Seven teenagers who play for Camps Bay FC could miss out on competing in Sweden's upcoming Gothia Cup youth soccer tournament after the government denied them visas, reports News24.
The Swedish Migration Court denied the players' travel documentation because their unabridged birth certificates do not contain their biological fathers' details.
The club then appealed the decision at the Migration Court of Appeal, but learnt on Monday that the appeal had also been denied.
Club chairperson Gina Isserow said the Swedish government required both parents' consent to grant the travel documents, which prejudiced seven teenagers born to and raised by single, unmarried mothers.
Isserow said after the Migration Court's decision, some mothers obtained affidavits from their children's fathers consenting to the trip.

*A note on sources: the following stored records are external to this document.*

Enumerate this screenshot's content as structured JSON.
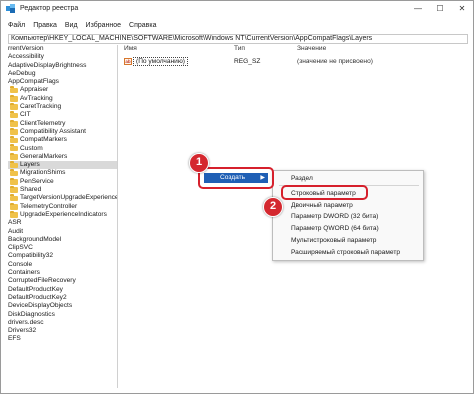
{
  "window": {
    "title": "Редактор реестра",
    "controls": {
      "minimize": "—",
      "maximize": "☐",
      "close": "✕"
    }
  },
  "menu": [
    "Файл",
    "Правка",
    "Вид",
    "Избранное",
    "Справка"
  ],
  "address": "Компьютер\\HKEY_LOCAL_MACHINE\\SOFTWARE\\Microsoft\\Windows NT\\CurrentVersion\\AppCompatFlags\\Layers",
  "tree": {
    "items": [
      {
        "label": "rrentVersion",
        "folder": false
      },
      {
        "label": "Accessibility",
        "folder": false
      },
      {
        "label": "AdaptiveDisplayBrightness",
        "folder": false
      },
      {
        "label": "AeDebug",
        "folder": false
      },
      {
        "label": "AppCompatFlags",
        "folder": false
      },
      {
        "label": "Appraiser",
        "folder": true
      },
      {
        "label": "AvTracking",
        "folder": true
      },
      {
        "label": "CaretTracking",
        "folder": true
      },
      {
        "label": "CIT",
        "folder": true
      },
      {
        "label": "ClientTelemetry",
        "folder": true
      },
      {
        "label": "Compatibility Assistant",
        "folder": true
      },
      {
        "label": "CompatMarkers",
        "folder": true
      },
      {
        "label": "Custom",
        "folder": true
      },
      {
        "label": "GeneralMarkers",
        "folder": true
      },
      {
        "label": "Layers",
        "folder": true,
        "selected": true
      },
      {
        "label": "MigrationShims",
        "folder": true
      },
      {
        "label": "PenService",
        "folder": true
      },
      {
        "label": "Shared",
        "folder": true
      },
      {
        "label": "TargetVersionUpgradeExperienceI",
        "folder": true
      },
      {
        "label": "TelemetryController",
        "folder": true
      },
      {
        "label": "UpgradeExperienceIndicators",
        "folder": true
      },
      {
        "label": "ASR",
        "folder": false
      },
      {
        "label": "Audit",
        "folder": false
      },
      {
        "label": "BackgroundModel",
        "folder": false
      },
      {
        "label": "ClipSVC",
        "folder": false
      },
      {
        "label": "Compatibility32",
        "folder": false
      },
      {
        "label": "Console",
        "folder": false
      },
      {
        "label": "Containers",
        "folder": false
      },
      {
        "label": "CorruptedFileRecovery",
        "folder": false
      },
      {
        "label": "DefaultProductKey",
        "folder": false
      },
      {
        "label": "DefaultProductKey2",
        "folder": false
      },
      {
        "label": "DeviceDisplayObjects",
        "folder": false
      },
      {
        "label": "DiskDiagnostics",
        "folder": false
      },
      {
        "label": "drivers.desc",
        "folder": false
      },
      {
        "label": "Drivers32",
        "folder": false
      },
      {
        "label": "EFS",
        "folder": false
      }
    ]
  },
  "values": {
    "headers": {
      "name": "Имя",
      "type": "Тип",
      "data": "Значение"
    },
    "rows": [
      {
        "icon": "string-value-icon",
        "icon_text": "ab",
        "name": "(По умолчанию)",
        "type": "REG_SZ",
        "data": "(значение не присвоено)"
      }
    ]
  },
  "context_menu": {
    "parent": {
      "label": "Создать",
      "arrow": "▶"
    },
    "submenu": [
      "Раздел",
      "Строковый параметр",
      "Двоичный параметр",
      "Параметр DWORD (32 бита)",
      "Параметр QWORD (64 бита)",
      "Мультистроковый параметр",
      "Расширяемый строковый параметр"
    ]
  },
  "annotations": {
    "step1": "1",
    "step2": "2",
    "highlight_color": "#d6202c"
  },
  "colors": {
    "menu_selected": "#1f5fb5",
    "folder": "#f0c24a",
    "badge": "#d4282f"
  }
}
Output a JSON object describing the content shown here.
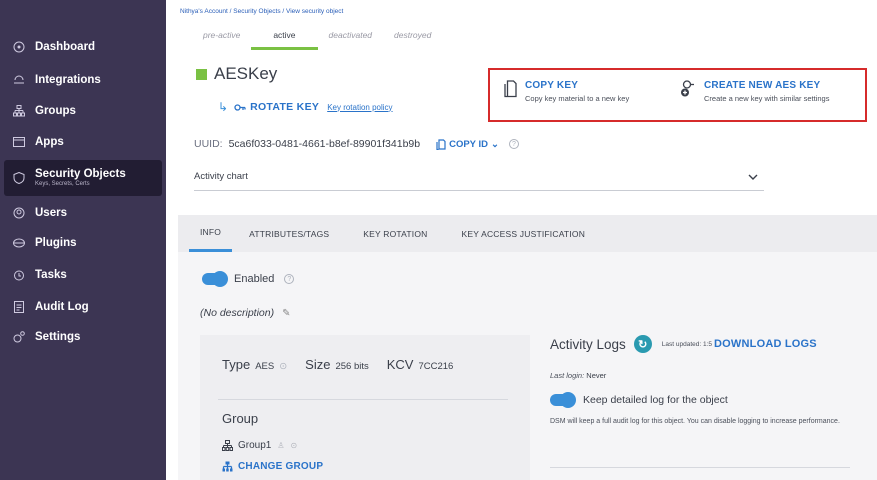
{
  "sidebar": {
    "items": [
      {
        "label": "Dashboard",
        "icon": "dashboard-icon"
      },
      {
        "label": "Integrations",
        "icon": "integrations-icon"
      },
      {
        "label": "Groups",
        "icon": "groups-icon"
      },
      {
        "label": "Apps",
        "icon": "apps-icon"
      },
      {
        "label": "Security Objects",
        "sub": "Keys, Secrets, Certs",
        "icon": "shield-icon"
      },
      {
        "label": "Users",
        "icon": "users-icon"
      },
      {
        "label": "Plugins",
        "icon": "plugins-icon"
      },
      {
        "label": "Tasks",
        "icon": "tasks-icon"
      },
      {
        "label": "Audit Log",
        "icon": "audit-log-icon"
      },
      {
        "label": "Settings",
        "icon": "settings-icon"
      }
    ]
  },
  "breadcrumb": "Nithya's Account  /  Security Objects  /  View security object",
  "lifecycle_tabs": [
    "pre-active",
    "active",
    "deactivated",
    "destroyed"
  ],
  "key": {
    "name": "AESKey",
    "rotate_label": "ROTATE KEY",
    "rotation_policy_link": "Key rotation policy",
    "uuid_label": "UUID:",
    "uuid": "5ca6f033-0481-4661-b8ef-89901f341b9b",
    "copy_id_label": "COPY ID"
  },
  "actions": {
    "copy_key": {
      "title": "COPY KEY",
      "desc": "Copy key material to a new key"
    },
    "create_aes": {
      "title": "CREATE NEW AES KEY",
      "desc": "Create a new key with similar settings"
    }
  },
  "activity_chart_label": "Activity chart",
  "tabs": [
    "INFO",
    "ATTRIBUTES/TAGS",
    "KEY ROTATION",
    "KEY ACCESS JUSTIFICATION"
  ],
  "info": {
    "enabled_label": "Enabled",
    "description": "(No description)",
    "type_key": "Type",
    "type_value": "AES",
    "size_key": "Size",
    "size_value": "256 bits",
    "kcv_key": "KCV",
    "kcv_value": "7CC216",
    "group_title": "Group",
    "group_name": "Group1",
    "change_group": "CHANGE GROUP"
  },
  "logs": {
    "title": "Activity Logs",
    "updated": "Last updated: 1:5",
    "download": "DOWNLOAD LOGS",
    "last_login_label": "Last login:",
    "last_login_value": "Never",
    "keep_label": "Keep detailed log for the object",
    "note": "DSM will keep a full audit log for this object. You can disable logging to increase performance."
  },
  "colors": {
    "sidebar": "#3c3553",
    "accent_blue": "#2a73c9",
    "accent_green": "#7ac143",
    "highlight_red": "#d62b2b"
  }
}
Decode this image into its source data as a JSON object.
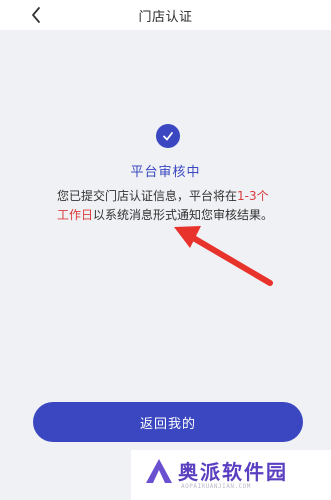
{
  "header": {
    "title": "门店认证",
    "back_icon": "chevron-left-icon"
  },
  "status": {
    "icon": "check-circle-icon",
    "title": "平台审核中",
    "message_parts": {
      "part1": "您已提交门店认证信息，平台将在",
      "highlight1": "1-3",
      "highlight2": "个工作日",
      "part2": "以系统消息形式通知您审核结果。"
    }
  },
  "actions": {
    "return_label": "返回我的"
  },
  "watermark": {
    "brand": "奥派软件园",
    "site": "AOPAIRUANJIAN.COM"
  },
  "colors": {
    "accent": "#3a47c1",
    "highlight": "#d93a3a",
    "annotation_arrow": "#e8322c",
    "background": "#f0f1f4"
  }
}
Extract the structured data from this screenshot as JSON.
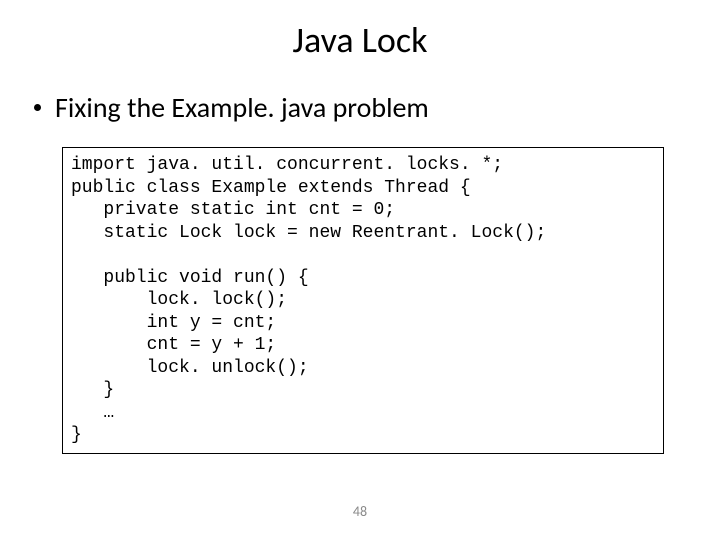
{
  "title": "Java Lock",
  "bullet": "Fixing the Example. java problem",
  "code": {
    "l1": "import java. util. concurrent. locks. *;",
    "l2": "public class Example extends Thread {",
    "l3": "   private static int cnt = 0;",
    "l4": "   static Lock lock = new Reentrant. Lock();",
    "l5": "",
    "l6": "   public void run() {",
    "l7": "       lock. lock();",
    "l8": "       int y = cnt;",
    "l9": "       cnt = y + 1;",
    "l10": "       lock. unlock();",
    "l11": "   }",
    "l12": "   …",
    "l13": "}"
  },
  "page_number": "48"
}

The players are meant to leave the country tomorrow for the tournament that will kick off on Saturday and return on 24 July.
On 7 June, the club applied for an order with the Western Cape High Court which authorised the teenagers' trip to Sweden under the temporary guardianship of the club's head coach, Mogamad Abbas.
The court order included a teenager whose father is a foreign national who had absconded and was untraceable.
The court ordered that the mothers had full parental rights and responsibilities to consent to their children's travel.
An appeal letter from the lawyers representing the teenagers addressed to the Swedish Embassy and Migration Court stated that, for children born out of wedlock, it was not compulsory for both parents to appear in a child's birth certificate.
It said where the children's best interests were concerned, the High Court superseded the biological parent's authority as the upper guardian of all minors.
Immigration lawyer Gary Eisenberg said the visa denial may reflect the Swedish Government's distrust of SA’s judiciary.
Article disclaimer: While we have made every effort to ensure the accuracy of this article, it is not intended to provide final legal advice as facts and situations will differ from case to case, and therefore specific legal advice should be sought with a lawyer.